## Problem requirements
Using the word "actions" as the filter, copy each matching line from the records.
Start of Input for this task
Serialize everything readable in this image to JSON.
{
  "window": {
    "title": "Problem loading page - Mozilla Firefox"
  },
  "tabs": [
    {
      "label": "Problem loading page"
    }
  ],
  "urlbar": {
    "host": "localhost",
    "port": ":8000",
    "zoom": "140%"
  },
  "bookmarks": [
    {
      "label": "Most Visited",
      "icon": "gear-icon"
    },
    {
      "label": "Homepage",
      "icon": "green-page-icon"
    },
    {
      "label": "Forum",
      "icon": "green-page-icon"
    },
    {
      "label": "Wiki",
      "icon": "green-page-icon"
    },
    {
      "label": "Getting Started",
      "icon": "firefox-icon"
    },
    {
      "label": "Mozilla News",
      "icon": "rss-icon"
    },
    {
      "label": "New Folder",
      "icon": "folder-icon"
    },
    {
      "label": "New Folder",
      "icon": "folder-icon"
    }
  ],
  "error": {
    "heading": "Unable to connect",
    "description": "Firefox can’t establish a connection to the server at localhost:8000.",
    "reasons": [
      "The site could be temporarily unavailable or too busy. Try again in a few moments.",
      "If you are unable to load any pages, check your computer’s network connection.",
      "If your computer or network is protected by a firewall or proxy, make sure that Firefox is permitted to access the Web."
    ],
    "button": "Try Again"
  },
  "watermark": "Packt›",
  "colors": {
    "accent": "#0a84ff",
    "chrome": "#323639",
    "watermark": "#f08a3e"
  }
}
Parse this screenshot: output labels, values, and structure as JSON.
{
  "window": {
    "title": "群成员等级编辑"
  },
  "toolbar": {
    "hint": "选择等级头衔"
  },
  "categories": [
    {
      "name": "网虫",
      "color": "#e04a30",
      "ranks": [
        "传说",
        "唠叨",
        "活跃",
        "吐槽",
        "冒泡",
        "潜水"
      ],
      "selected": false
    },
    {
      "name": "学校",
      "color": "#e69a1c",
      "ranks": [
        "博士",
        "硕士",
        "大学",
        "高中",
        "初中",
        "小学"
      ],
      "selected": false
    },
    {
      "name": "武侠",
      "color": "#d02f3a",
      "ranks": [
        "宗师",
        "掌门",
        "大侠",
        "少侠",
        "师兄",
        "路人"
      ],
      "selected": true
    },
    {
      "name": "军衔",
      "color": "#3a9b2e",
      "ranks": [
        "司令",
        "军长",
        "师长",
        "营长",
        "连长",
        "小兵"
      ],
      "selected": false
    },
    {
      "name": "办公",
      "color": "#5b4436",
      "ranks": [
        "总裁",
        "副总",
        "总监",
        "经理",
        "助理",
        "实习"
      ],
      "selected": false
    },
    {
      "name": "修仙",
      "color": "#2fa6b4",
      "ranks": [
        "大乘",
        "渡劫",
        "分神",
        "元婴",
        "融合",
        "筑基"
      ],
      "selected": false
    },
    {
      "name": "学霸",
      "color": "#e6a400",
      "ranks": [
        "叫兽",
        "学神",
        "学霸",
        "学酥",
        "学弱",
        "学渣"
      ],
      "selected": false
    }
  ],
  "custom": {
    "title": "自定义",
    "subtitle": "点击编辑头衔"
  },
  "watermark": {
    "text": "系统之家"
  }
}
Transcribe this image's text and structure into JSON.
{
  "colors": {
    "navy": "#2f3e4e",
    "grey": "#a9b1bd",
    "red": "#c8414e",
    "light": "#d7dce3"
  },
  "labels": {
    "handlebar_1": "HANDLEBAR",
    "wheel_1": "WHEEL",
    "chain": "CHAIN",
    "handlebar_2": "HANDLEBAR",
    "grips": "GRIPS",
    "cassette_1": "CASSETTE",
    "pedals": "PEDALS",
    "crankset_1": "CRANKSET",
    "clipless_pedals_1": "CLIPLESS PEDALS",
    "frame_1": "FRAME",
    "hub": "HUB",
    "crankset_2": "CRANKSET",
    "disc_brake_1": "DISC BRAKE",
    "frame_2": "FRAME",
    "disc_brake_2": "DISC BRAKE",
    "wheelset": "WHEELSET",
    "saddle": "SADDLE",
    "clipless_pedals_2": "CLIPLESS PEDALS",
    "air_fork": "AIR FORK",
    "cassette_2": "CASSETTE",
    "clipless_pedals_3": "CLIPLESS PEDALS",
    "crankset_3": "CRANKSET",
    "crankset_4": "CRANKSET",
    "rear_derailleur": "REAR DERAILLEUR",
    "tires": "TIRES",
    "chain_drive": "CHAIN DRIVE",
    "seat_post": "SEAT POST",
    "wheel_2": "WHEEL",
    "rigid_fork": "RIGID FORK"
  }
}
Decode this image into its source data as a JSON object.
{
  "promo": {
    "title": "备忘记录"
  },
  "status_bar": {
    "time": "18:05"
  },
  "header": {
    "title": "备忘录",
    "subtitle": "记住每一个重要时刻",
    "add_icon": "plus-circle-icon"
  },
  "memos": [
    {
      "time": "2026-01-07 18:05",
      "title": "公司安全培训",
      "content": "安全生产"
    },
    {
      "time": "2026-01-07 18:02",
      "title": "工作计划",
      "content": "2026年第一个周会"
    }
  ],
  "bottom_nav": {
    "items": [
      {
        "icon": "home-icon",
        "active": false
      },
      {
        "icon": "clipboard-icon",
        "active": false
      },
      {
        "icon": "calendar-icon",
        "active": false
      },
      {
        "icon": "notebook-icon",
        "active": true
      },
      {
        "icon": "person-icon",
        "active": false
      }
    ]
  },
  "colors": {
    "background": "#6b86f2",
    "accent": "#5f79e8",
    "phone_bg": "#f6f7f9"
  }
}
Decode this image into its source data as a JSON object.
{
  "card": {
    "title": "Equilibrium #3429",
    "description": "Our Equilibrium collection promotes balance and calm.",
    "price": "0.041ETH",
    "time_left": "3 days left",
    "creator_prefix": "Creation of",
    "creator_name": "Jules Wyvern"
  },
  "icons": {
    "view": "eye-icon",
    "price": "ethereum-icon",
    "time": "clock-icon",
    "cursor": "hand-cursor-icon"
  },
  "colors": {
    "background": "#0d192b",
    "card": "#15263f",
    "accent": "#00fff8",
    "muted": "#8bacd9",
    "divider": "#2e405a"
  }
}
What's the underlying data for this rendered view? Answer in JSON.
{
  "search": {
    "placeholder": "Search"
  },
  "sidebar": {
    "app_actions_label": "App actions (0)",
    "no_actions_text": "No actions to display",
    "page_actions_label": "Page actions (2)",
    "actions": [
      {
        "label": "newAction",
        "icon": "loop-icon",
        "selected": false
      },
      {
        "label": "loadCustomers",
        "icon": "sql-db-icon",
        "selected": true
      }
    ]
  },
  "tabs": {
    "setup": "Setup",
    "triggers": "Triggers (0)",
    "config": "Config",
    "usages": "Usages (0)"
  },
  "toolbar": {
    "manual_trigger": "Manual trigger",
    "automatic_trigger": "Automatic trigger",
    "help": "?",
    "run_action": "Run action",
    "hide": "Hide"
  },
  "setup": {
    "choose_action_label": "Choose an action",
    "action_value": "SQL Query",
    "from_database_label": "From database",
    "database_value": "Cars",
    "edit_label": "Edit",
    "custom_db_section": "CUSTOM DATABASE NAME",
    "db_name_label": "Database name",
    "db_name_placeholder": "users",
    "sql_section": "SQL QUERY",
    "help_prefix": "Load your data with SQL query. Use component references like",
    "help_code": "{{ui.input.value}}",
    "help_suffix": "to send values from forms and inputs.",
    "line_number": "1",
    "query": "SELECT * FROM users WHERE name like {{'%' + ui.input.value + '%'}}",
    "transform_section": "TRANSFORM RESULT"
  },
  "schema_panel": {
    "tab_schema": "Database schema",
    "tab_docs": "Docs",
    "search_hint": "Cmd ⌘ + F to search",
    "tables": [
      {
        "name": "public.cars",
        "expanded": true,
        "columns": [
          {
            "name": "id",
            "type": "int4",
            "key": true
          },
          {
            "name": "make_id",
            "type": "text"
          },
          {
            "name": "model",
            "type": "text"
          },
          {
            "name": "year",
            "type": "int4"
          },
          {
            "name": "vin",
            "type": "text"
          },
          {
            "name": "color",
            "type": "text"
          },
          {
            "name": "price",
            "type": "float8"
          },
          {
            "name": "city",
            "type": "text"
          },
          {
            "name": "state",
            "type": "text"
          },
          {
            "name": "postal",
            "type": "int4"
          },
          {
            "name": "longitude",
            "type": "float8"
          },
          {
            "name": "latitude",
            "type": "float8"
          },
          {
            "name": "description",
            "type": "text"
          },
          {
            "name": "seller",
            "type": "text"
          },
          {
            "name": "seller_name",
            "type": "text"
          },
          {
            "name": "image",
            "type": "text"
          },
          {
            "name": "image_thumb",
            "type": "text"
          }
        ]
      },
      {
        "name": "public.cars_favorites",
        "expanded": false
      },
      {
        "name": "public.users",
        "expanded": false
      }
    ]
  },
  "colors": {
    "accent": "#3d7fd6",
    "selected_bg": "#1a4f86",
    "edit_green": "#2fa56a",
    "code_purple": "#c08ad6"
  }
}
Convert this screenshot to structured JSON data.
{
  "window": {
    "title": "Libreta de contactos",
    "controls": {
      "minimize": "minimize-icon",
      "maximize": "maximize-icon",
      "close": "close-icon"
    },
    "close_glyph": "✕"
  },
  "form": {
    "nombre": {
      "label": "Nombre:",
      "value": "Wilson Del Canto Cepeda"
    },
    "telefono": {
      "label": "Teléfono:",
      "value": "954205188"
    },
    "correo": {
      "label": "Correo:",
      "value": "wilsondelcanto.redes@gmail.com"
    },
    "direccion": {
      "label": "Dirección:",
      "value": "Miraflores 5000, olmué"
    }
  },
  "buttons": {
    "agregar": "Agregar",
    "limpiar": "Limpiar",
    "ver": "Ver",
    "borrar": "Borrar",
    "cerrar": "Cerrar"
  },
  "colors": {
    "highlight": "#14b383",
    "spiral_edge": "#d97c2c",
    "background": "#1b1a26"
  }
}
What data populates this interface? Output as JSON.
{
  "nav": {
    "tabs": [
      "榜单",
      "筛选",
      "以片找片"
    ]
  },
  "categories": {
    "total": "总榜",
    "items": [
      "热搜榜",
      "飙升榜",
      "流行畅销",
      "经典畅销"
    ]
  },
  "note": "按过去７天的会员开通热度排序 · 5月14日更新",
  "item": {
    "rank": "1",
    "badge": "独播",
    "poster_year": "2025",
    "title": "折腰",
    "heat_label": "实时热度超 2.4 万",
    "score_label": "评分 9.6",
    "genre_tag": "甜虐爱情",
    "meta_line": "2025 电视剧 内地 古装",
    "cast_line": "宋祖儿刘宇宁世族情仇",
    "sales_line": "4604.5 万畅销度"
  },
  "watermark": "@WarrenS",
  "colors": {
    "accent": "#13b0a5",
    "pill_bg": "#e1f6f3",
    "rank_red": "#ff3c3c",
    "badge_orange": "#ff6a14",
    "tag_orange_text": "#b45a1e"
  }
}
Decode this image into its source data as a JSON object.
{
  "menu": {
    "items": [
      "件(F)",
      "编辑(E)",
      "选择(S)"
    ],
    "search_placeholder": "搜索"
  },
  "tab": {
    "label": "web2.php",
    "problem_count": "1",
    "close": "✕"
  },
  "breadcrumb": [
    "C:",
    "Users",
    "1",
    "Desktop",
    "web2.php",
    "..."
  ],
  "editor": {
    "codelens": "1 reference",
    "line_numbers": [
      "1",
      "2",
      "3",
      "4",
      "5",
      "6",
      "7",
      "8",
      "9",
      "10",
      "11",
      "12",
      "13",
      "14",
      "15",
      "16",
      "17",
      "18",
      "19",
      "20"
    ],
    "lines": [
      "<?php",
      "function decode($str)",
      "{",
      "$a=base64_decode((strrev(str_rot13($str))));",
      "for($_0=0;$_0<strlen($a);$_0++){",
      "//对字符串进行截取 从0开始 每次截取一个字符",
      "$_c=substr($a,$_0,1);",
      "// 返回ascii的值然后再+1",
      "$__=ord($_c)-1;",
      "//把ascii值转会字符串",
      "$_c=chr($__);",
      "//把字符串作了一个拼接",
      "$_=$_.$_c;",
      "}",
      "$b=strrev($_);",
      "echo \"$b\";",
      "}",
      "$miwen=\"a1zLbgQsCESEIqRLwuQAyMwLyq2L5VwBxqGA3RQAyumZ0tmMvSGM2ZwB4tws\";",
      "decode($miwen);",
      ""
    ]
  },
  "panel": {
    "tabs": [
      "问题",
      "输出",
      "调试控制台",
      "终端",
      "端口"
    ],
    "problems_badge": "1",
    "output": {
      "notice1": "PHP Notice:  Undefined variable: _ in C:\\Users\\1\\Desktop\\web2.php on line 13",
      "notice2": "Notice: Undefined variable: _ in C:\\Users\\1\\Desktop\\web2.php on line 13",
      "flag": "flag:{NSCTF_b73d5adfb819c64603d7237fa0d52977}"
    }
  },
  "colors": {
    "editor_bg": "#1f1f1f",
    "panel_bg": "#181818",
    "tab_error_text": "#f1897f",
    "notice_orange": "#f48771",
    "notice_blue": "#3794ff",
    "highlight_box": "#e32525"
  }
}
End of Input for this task
## The answer
    "app_actions_label": "App actions (0)",
    "no_actions_text": "No actions to display",
    "page_actions_label": "Page actions (2)",
    "actions": [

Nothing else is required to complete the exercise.